Every once in a while, someone raises a stink about how their WordPress plugin or theme got a bad review or comment on the forums and how the mods should delete it.
We rarely do.(We have, on occasion, done so, but usually only under sever provocation, and often that ends with the developers making the demands being blocked for being jerks.)
The issue at heart is not ‘OMG! Someone hates my plugin!’ but how do you handle the negative remarks. I mention this in passing (multiple times) in my ‘How to Support Plugins’ presentation, but text is really a terrible medium to communicate. You know there’s a difference between these two sentences:
“I want a unicorn,” she said, bubbling with delight and hope.
She jabbed a finger in my direction. “I want a unicorn!” Her voice pitched in a low, guttural, growl.
But the reason you know that the first one is nice and the second a little threatening is the context. Prose lends itself to this quite well, because authors take the time to explain what’s being felt and evoked. A help ticket, on the other hand, is pretty dry and plain stuff. And because we’re humans, we attempt to put meaning into the words, often ones the author never intended. We’re programed to look for the meaning, hidden or otherwise, and we always interperate based on our mood and our situations.
This means when you see a ‘complaint’ like this, you have a reaction:
Ipstenu’s Really Awesome Plugin has a security hole. If you go to
/wp-content/plugins/really-awesome/readem.php?=../../../wp-config.phpthen you can totally read the contents of your wp-config!
Obviously as a developer my first reaction should not be to yell at this user and remind them to email me about my plugin.(Protip, developers, always put your email or a contact link in your plugin! If they can’t find you, then you don’t get to bitch they didn’t contact you. At the very least, put it in your source code.) And even though people should email
email@example.com they don’t always know that, and it’s okay. You can’t know what you don’t know, after all. No, my first reaction, as a dev, is to plug the hole! It’s that obvious. Fix the problem, push a new version, and then come back to the post and reply:
Wow, thank you for letting me know. I’ve fixed that and released a new version. If you find things like this again, please email me at ipstenu@….. Again, thank you for reporting this.
Then in my plugin, you’ll see a credit in the changelog and/or the version history:
Version 2.0 – Security update thanks to RandomUser. readem.php let you read any php file on your install. Please upgrade ASAP.

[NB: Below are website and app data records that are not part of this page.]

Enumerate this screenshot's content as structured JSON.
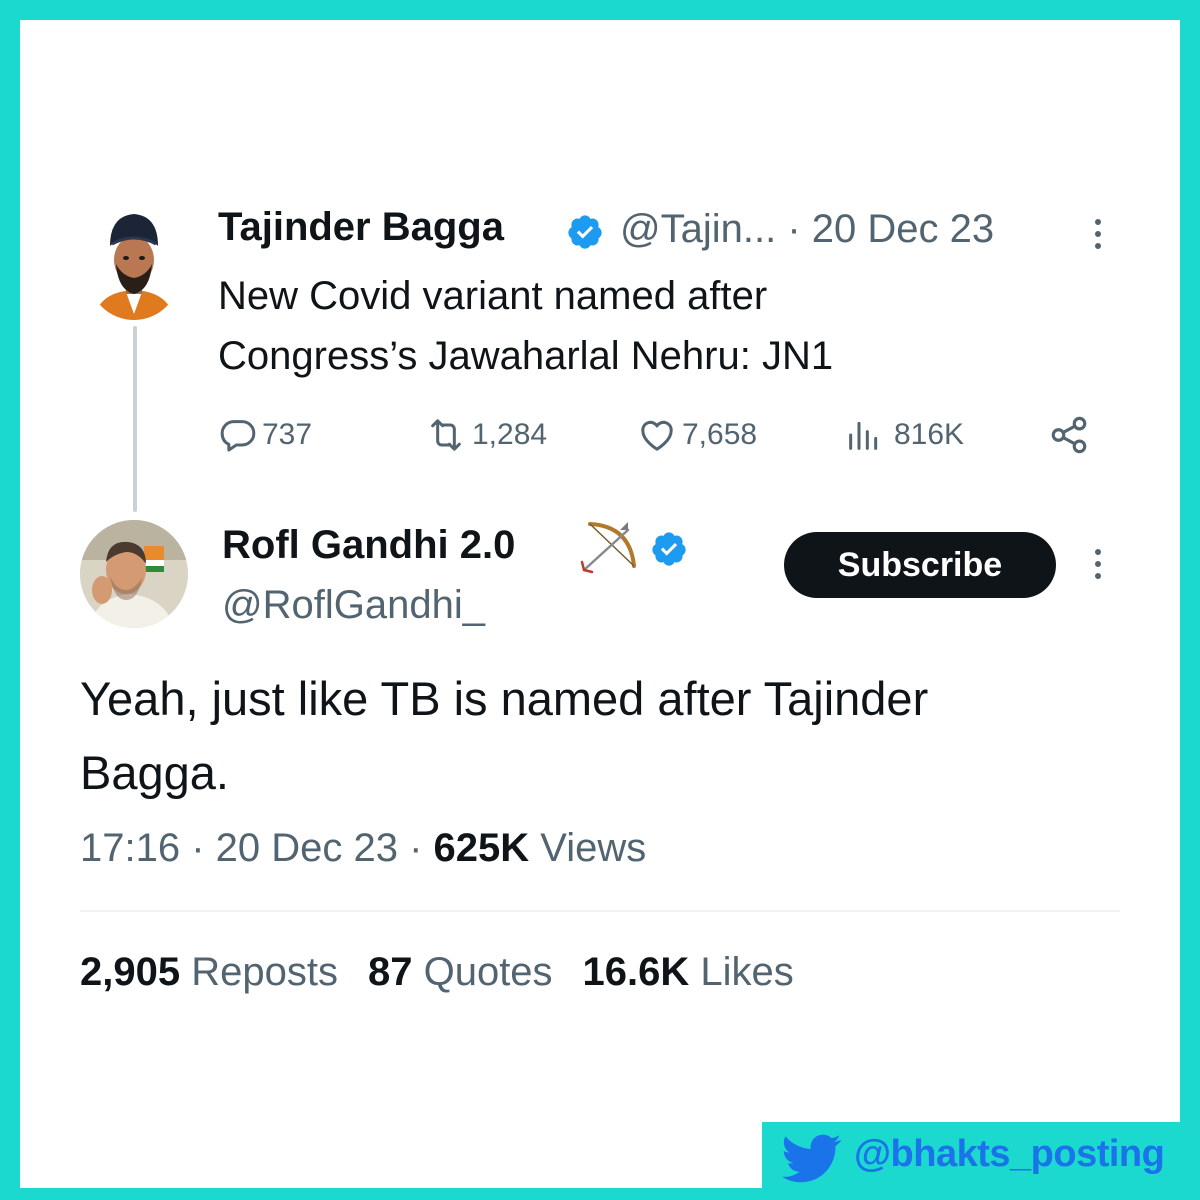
{
  "colors": {
    "frame": "#1cd9d0",
    "text_primary": "#0f1419",
    "text_secondary": "#536471",
    "verified_blue": "#1d9bf0",
    "watermark_text": "#1a73e8"
  },
  "parent_tweet": {
    "avatar_icon": "avatar-turban-portrait",
    "display_name": "Tajinder Bagga",
    "meta": "@Tajin... · 20 Dec 23",
    "text_line1": "New Covid variant named after",
    "text_line2": "Congress’s Jawaharlal Nehru: JN1",
    "stats": {
      "replies": "737",
      "reposts": "1,284",
      "likes": "7,658",
      "views": "816K"
    }
  },
  "main_tweet": {
    "avatar_icon": "avatar-portrait",
    "display_name": "Rofl Gandhi 2.0",
    "handle": "@RoflGandhi_",
    "subscribe_label": "Subscribe",
    "text_line1": "Yeah, just like TB is named after Tajinder",
    "text_line2": "Bagga.",
    "time_date": "17:16 · 20 Dec 23 · ",
    "views_count": "625K",
    "views_label": " Views",
    "reposts_count": "2,905",
    "reposts_label": " Reposts",
    "quotes_count": "87",
    "quotes_label": " Quotes",
    "likes_count": "16.6K",
    "likes_label": " Likes"
  },
  "watermark": {
    "icon": "twitter-bird-icon",
    "text": "@bhakts_posting"
  }
}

The idea isn’t to hide any mistakes I make, or act out of fear and desperation, but to take a hold of the problem, resolve it, and move forward. Check out WPSecureNet and their list of plugins. Normally they’ll only post when an exploit is closed, but sometimes they report while vulnerable. There’s no shame in being listed there, unless you haven’t patched your plugin yet, and realisticly there’s no shame in being listed anywhere as having a bug.
Look, bugs happen. We can wish we’d never stub our toes, but we will. We can wish we’d never stab our toes, but someone will find a way to do that too. Humans are imperfect. We make mistakes, we don’t see things that are ‘obvious’ and it happens. Consider the number of books you get when typos: that’s after an author, an editor, and a test reader has proofed the book. With most code, you have fewer eyes than a book, and bugs still slip in. Clearly it’s going to be impossible to prevent any and all bugs, and once we accept that, then we can move on to taking these moments as less painful.
It is painful to get a security report, or even a bug report. Even if this is ‘just’ a hobby, you’ve spent hours of your free time banging away, trying to make something awesome, and now you found out it just wasn’t. No matter how experienced you are, you take this personally, even for just a split second. Getting over that hurdle, that fear that everything is ruined, isn’t easy. And this is why I keep saying that you shouldn’t worry as much about the bugs as how you handle them.
Your users, be they just the folks who use the plugin or people who pay you, will follow your lead. If you’re calm, collected, and honest, then they’ll value you and your product. They’ll appreciate you and what you can do. By taking the negatives and turning them positive (sorry, that’s cheesy) you will improve your relationship with users, clients, and the community.
But what about those angry ‘You suck!’ posts? Oh, they happen, and with a bit more frequency than we’d all like. Often people like to lump them with those posts where people complain about your plugin, only to have the wrong plugin… Look. The way you handle those negative people is the way you will set the tone for your entire online life. You can react aggressively, or you can handle it calmly and rationally. Personally, when I see someone rage on about how the original poster is a moron, and they don’t know what they’re talking about, I put them on my blacklist. I will never again use their plugins or themes or any code, if I can help it. I’ll sooner fork it than anything else, because the best way I can vote is with my feet.
What about you? How do you handle the angry unicorn lovers? And what do you do when the devs go postal on you?